§ Problem details:
Copy every line of the listing that holds the string "Título".

*** Supplied material Section Begins ***

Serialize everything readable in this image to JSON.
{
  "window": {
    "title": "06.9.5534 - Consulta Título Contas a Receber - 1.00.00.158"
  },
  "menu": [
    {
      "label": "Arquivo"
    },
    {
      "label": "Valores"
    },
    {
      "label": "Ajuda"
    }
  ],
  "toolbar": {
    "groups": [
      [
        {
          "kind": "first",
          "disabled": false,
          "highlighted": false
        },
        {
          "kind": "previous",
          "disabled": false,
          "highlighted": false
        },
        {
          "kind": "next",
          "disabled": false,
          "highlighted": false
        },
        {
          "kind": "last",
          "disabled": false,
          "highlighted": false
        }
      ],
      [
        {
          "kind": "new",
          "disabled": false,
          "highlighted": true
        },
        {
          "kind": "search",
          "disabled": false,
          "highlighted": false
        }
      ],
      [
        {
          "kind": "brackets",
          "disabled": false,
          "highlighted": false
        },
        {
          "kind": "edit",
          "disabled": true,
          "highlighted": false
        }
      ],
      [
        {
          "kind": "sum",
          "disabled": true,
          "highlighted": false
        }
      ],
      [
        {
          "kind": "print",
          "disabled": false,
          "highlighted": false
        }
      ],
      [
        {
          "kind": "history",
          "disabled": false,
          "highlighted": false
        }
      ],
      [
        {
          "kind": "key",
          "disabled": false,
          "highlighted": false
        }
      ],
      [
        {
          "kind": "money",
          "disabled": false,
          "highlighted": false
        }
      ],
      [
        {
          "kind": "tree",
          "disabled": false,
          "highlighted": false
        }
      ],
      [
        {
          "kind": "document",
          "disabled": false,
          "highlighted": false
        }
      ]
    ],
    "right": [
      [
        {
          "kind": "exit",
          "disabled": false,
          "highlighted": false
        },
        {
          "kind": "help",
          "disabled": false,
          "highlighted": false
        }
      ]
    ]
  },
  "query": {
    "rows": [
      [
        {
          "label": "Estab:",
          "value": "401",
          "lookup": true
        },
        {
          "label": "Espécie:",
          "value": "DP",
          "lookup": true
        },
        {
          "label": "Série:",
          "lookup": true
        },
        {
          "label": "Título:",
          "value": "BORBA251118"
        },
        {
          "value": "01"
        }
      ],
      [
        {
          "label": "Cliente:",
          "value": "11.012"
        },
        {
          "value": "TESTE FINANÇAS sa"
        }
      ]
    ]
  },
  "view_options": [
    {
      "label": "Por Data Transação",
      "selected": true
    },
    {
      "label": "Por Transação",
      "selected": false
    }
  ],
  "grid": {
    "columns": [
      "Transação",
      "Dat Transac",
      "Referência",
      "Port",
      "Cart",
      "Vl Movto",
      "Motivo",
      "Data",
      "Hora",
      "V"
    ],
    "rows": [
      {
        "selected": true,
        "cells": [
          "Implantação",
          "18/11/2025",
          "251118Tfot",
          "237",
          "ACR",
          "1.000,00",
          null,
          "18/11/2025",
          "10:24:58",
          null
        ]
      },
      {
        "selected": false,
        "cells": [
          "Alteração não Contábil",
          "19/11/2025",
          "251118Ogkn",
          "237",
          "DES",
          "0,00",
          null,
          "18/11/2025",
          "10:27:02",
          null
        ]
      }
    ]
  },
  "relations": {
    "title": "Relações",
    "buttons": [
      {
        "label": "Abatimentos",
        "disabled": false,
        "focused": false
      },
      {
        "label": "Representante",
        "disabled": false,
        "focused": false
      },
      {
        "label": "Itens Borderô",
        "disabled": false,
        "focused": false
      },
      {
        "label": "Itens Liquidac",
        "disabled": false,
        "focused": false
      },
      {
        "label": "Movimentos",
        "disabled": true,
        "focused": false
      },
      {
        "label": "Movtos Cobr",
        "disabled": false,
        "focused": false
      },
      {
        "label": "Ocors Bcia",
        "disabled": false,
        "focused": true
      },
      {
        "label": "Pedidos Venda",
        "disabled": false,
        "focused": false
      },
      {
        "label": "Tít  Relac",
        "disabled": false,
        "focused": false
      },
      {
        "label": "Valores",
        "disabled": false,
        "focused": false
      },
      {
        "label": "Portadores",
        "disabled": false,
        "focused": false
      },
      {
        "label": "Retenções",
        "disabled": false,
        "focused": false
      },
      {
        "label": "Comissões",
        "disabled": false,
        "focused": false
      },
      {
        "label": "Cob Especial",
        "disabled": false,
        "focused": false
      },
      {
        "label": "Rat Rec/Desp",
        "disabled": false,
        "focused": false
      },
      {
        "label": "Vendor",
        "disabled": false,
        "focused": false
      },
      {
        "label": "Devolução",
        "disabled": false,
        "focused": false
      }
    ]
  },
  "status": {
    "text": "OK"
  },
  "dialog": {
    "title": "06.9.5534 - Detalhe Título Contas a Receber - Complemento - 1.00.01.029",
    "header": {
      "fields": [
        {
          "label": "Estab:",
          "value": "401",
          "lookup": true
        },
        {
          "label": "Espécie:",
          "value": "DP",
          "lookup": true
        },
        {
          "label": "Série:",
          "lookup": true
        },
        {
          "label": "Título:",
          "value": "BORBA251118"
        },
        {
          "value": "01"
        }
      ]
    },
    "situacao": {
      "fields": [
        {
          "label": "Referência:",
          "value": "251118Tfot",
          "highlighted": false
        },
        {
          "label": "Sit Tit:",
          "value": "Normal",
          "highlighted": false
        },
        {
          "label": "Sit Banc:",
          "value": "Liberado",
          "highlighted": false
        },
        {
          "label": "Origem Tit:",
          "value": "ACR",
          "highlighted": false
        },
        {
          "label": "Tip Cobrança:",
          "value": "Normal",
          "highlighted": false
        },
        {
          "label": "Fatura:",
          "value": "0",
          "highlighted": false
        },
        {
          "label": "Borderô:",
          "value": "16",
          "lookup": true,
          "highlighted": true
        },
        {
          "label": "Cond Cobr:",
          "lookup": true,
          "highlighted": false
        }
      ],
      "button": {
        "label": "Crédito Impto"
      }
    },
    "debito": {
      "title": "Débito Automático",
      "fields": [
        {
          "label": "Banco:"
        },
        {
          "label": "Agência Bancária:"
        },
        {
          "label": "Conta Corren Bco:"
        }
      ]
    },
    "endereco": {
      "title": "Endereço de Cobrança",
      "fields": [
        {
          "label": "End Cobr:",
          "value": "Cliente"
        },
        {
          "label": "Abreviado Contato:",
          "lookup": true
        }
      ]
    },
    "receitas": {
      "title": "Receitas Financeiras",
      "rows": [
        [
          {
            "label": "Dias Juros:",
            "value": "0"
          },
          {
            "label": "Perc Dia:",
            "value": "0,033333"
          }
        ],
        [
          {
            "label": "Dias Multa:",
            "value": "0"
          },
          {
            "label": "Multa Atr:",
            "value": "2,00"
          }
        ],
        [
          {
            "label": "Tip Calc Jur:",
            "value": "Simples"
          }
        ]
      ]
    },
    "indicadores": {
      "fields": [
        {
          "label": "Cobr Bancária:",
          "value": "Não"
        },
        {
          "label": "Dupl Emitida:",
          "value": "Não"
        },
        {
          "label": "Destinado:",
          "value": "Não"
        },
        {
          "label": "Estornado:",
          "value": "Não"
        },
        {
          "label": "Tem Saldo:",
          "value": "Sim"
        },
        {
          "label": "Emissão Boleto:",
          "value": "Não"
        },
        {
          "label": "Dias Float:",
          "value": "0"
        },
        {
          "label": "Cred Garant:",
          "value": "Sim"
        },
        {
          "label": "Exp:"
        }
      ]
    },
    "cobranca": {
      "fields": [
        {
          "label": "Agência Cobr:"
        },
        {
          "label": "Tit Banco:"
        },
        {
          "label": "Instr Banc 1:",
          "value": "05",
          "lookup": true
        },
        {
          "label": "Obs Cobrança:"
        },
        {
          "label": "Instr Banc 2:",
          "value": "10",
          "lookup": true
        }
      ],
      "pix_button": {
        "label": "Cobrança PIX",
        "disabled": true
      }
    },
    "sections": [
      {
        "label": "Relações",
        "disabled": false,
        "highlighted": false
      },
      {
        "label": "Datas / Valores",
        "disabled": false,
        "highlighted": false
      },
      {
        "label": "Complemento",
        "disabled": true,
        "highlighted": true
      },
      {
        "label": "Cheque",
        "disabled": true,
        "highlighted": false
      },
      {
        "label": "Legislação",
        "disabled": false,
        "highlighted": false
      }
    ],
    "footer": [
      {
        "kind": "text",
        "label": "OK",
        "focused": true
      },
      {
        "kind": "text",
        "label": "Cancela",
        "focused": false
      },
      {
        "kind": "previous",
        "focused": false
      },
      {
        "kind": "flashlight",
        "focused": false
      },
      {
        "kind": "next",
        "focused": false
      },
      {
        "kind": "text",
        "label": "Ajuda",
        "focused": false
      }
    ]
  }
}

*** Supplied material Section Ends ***

§ Task output:
    "title": "06.9.5534 - Consulta Título Contas a Receber - 1.00.00.158"
          "label": "Título:",
    "title": "06.9.5534 - Detalhe Título Contas a Receber - Complemento - 1.00.01.029",
          "label": "Título:",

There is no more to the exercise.